Cover Business Law

3. Creating, Finding, and Applying the Law  

This chapter discusses the administration of the legal system and introduces its essential elements. It begins by identifying the various sources of law in England and Wales and continues with an examination of the roles played by the judiciary in interpreting and applying legislation. It demonstrates the active and important role adopted by judges in giving the full effect of the law. It considers the law-making process, along with the workings of the parliamentary system and the use of delegated legislation. It also considers the sources of the law to identify where laws may derive, and delineates the ‘hierarchy’ of laws in England. The chapter concludes by identifying and critiquing the ability of Parliament to delegate the responsibility of passing legislation.
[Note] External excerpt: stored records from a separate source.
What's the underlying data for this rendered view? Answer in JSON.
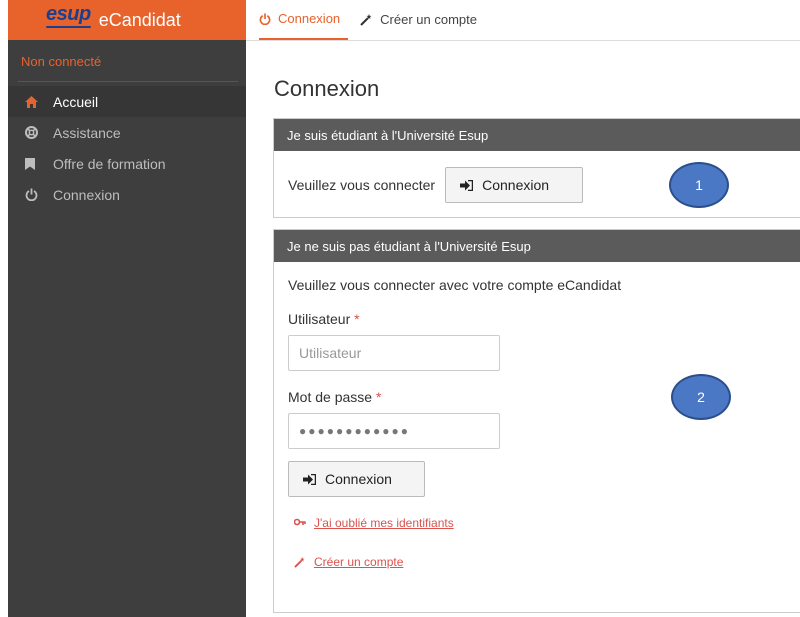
{
  "brand": {
    "logo": "esup",
    "name": "eCandidat"
  },
  "sidebar": {
    "status": "Non connecté",
    "items": [
      {
        "label": "Accueil",
        "icon": "home-icon",
        "active": true
      },
      {
        "label": "Assistance",
        "icon": "lifebuoy-icon",
        "active": false
      },
      {
        "label": "Offre de formation",
        "icon": "bookmark-icon",
        "active": false
      },
      {
        "label": "Connexion",
        "icon": "power-icon",
        "active": false
      }
    ]
  },
  "topbar": {
    "tabs": [
      {
        "label": "Connexion",
        "icon": "power-icon",
        "active": true
      },
      {
        "label": "Créer un compte",
        "icon": "magic-wand-icon",
        "active": false
      }
    ]
  },
  "main": {
    "title": "Connexion",
    "panel1": {
      "heading": "Je suis étudiant à l'Université Esup",
      "prompt": "Veuillez vous connecter",
      "button": "Connexion"
    },
    "panel2": {
      "heading": "Je ne suis pas étudiant à l'Université Esup",
      "intro": "Veuillez vous connecter avec votre compte eCandidat",
      "user_label": "Utilisateur",
      "user_placeholder": "Utilisateur",
      "password_label": "Mot de passe",
      "password_value": "●●●●●●●●●●●●",
      "required_mark": "*",
      "button": "Connexion",
      "forgot_link": "J'ai oublié mes identifiants",
      "create_link": "Créer un compte"
    }
  },
  "annotations": {
    "one": "1",
    "two": "2"
  },
  "colors": {
    "accent": "#e8622c",
    "sidebar": "#3e3e3e",
    "panel_head": "#5b5b5b",
    "annotation": "#4a78c4"
  }
}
Chapter

Cover Introduction to Business Law

1. The Nature of English Law  

This chapter first explains the meaning of law. It then discusses the historical development and characteristics of English law, and the different types of law (public law, private law, criminal law, and civil law). Laws are rules and regulations which govern the activities of persons within a country. In England and Wales, laws are composed of three main elements: legislation which is created through Parliament; common law; and, until the UK leaves the EU, directly enforceable EU law. This chapter also considers the terminology used for criminal prosecutions and civil actions, and outlines the legal profession in England and Wales.